Work item:
In the entries that follow, which lines hold the string "Edit"? List them.
+++
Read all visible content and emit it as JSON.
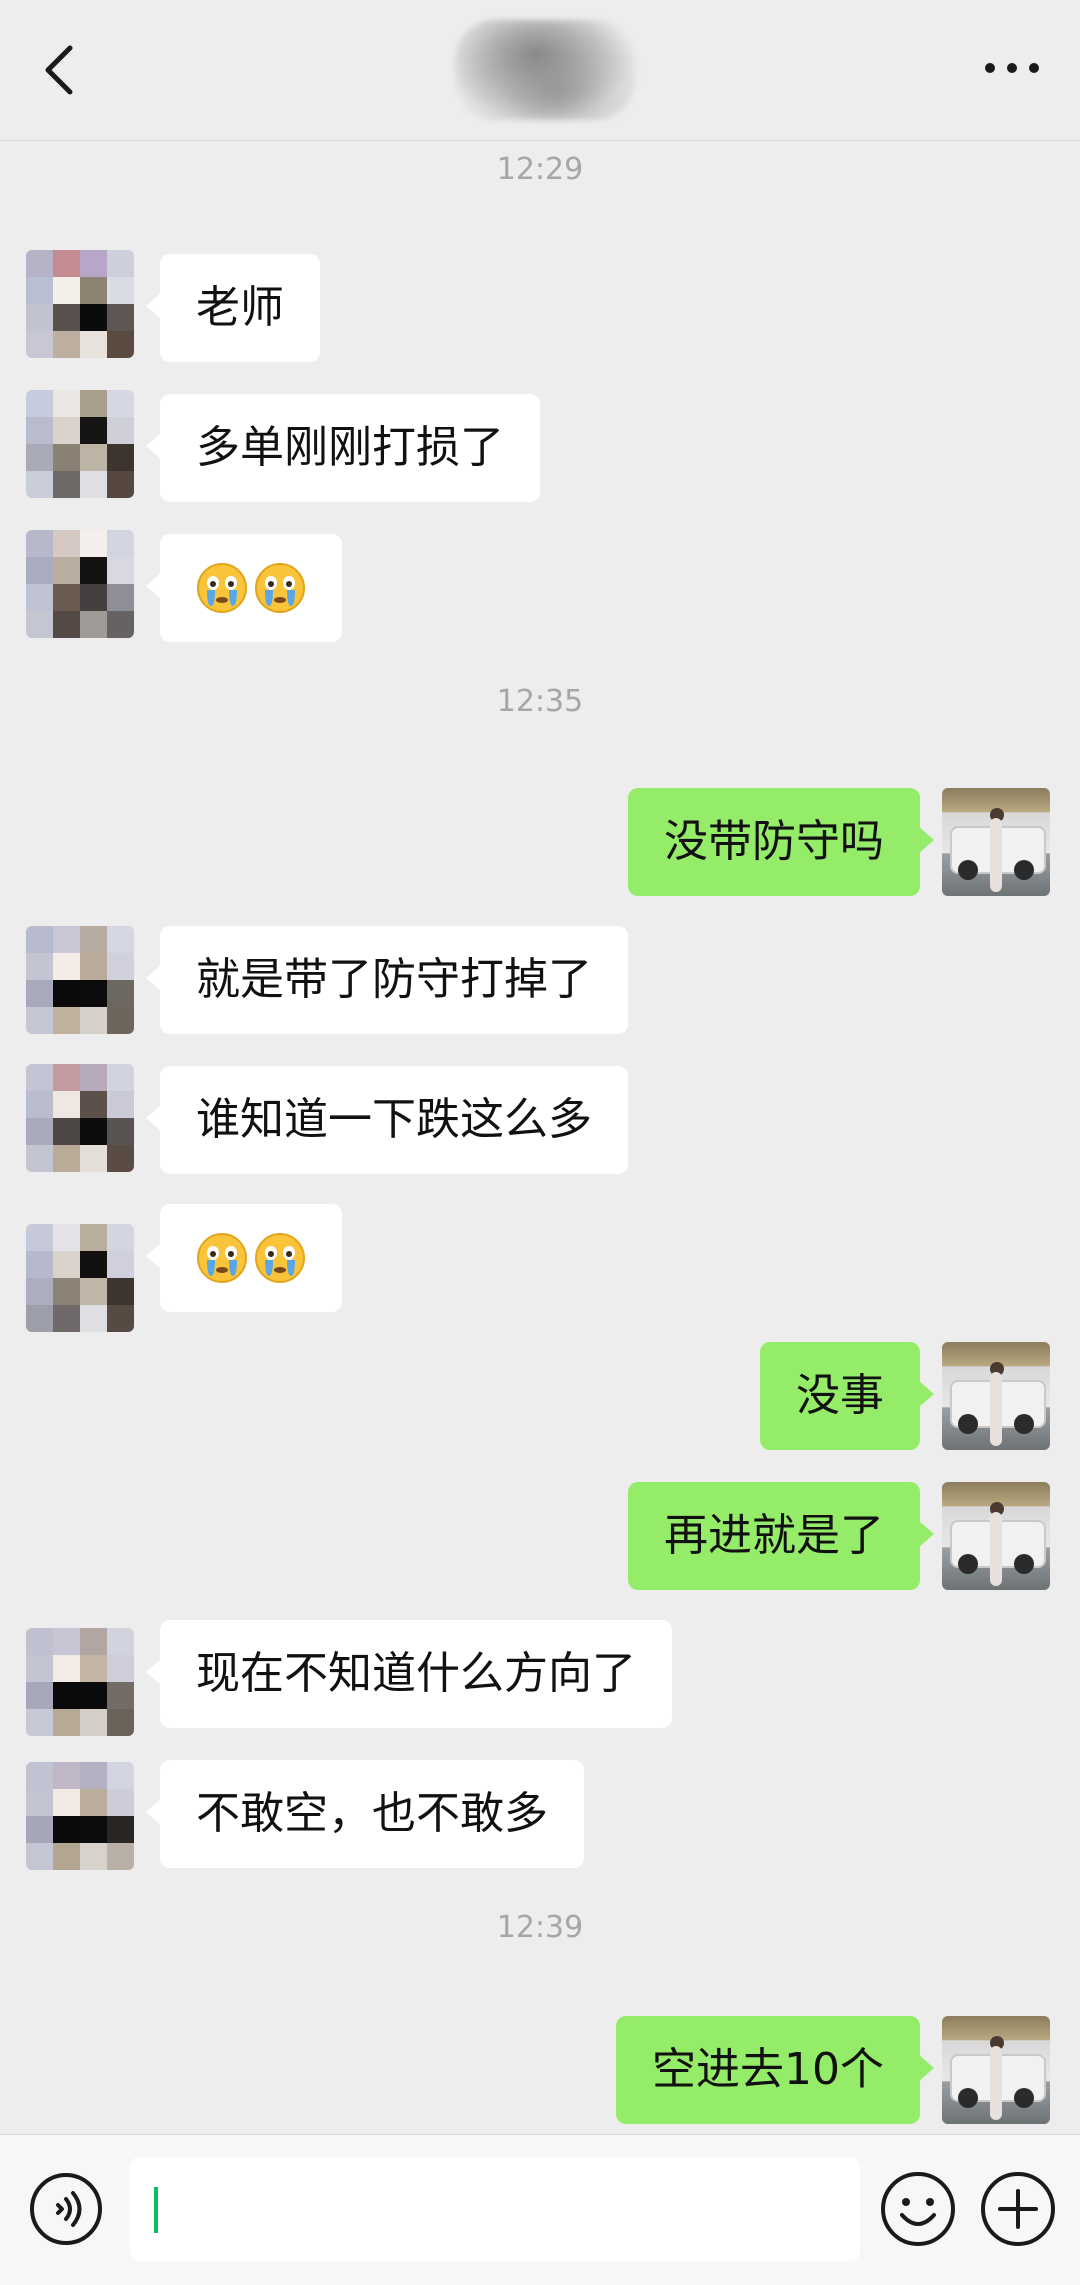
{
  "colors": {
    "outgoing_bubble": "#95ec69",
    "incoming_bubble": "#ffffff",
    "background": "#ededed"
  },
  "header": {
    "back_icon": "chevron-left-icon",
    "more_icon": "more-horizontal-icon"
  },
  "messages": [
    {
      "type": "time",
      "text": "12:29"
    },
    {
      "type": "in",
      "text": "老师"
    },
    {
      "type": "in",
      "text": "多单刚刚打损了"
    },
    {
      "type": "in",
      "emoji": "crying-face-icon x2"
    },
    {
      "type": "time",
      "text": "12:35"
    },
    {
      "type": "out",
      "text": "没带防守吗"
    },
    {
      "type": "in",
      "text": "就是带了防守打掉了"
    },
    {
      "type": "in",
      "text": "谁知道一下跌这么多"
    },
    {
      "type": "in",
      "emoji": "crying-face-icon x2"
    },
    {
      "type": "out",
      "text": "没事"
    },
    {
      "type": "out",
      "text": "再进就是了"
    },
    {
      "type": "in",
      "text": "现在不知道什么方向了"
    },
    {
      "type": "in",
      "text": "不敢空，也不敢多"
    },
    {
      "type": "time",
      "text": "12:39"
    },
    {
      "type": "out",
      "text": "空进去10个"
    }
  ],
  "input_bar": {
    "voice_icon": "voice-icon",
    "message_value": "",
    "emoji_icon": "smiley-icon",
    "plus_icon": "plus-circle-icon"
  }
}
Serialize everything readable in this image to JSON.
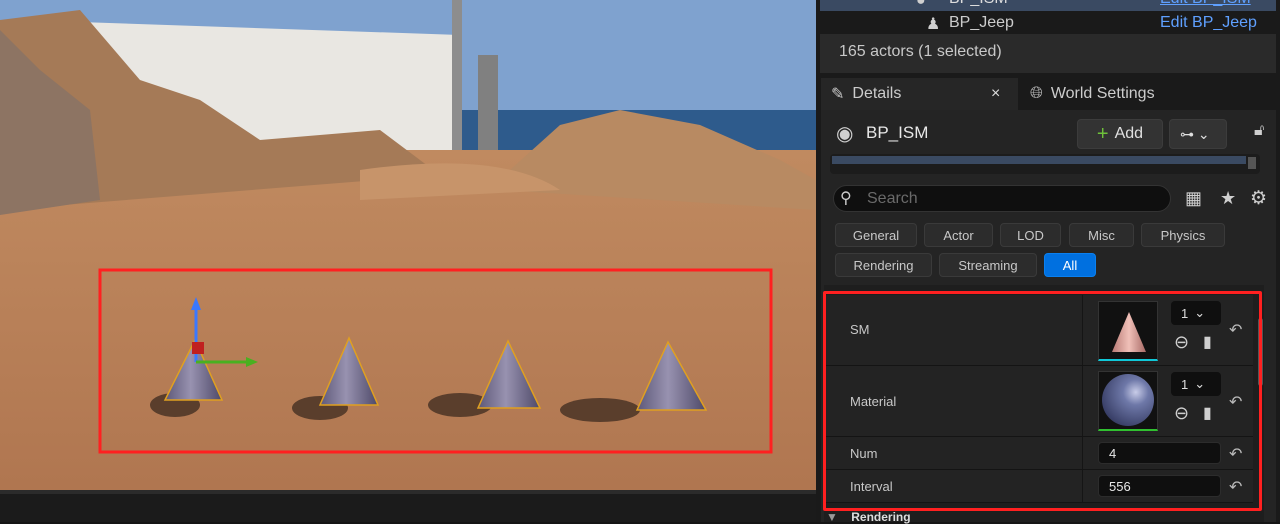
{
  "outliner": {
    "rows": [
      {
        "name": "BP_ISM",
        "action": "Edit BP_ISM",
        "selected": true
      },
      {
        "name": "BP_Jeep",
        "action": "Edit BP_Jeep",
        "selected": false
      }
    ],
    "status": "165 actors (1 selected)"
  },
  "tabs": [
    {
      "label": "Details",
      "close": "×",
      "active": true
    },
    {
      "label": "World Settings",
      "active": false
    }
  ],
  "details": {
    "actor_name": "BP_ISM",
    "add_label": "Add",
    "search_placeholder": "Search",
    "filters": [
      "General",
      "Actor",
      "LOD",
      "Misc",
      "Physics",
      "Rendering",
      "Streaming",
      "All"
    ],
    "active_filter": "All",
    "properties": [
      {
        "label": "SM",
        "count": "1"
      },
      {
        "label": "Material",
        "count": "1"
      },
      {
        "label": "Num",
        "value": "4"
      },
      {
        "label": "Interval",
        "value": "556"
      }
    ],
    "next_section": "Rendering"
  },
  "colors": {
    "accent": "#0070e0",
    "highlight": "#ff2020",
    "selected_row": "#3a4a62"
  }
}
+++
Answer for the task:
        "action": "Edit BP_ISM",
        "action": "Edit BP_Jeep",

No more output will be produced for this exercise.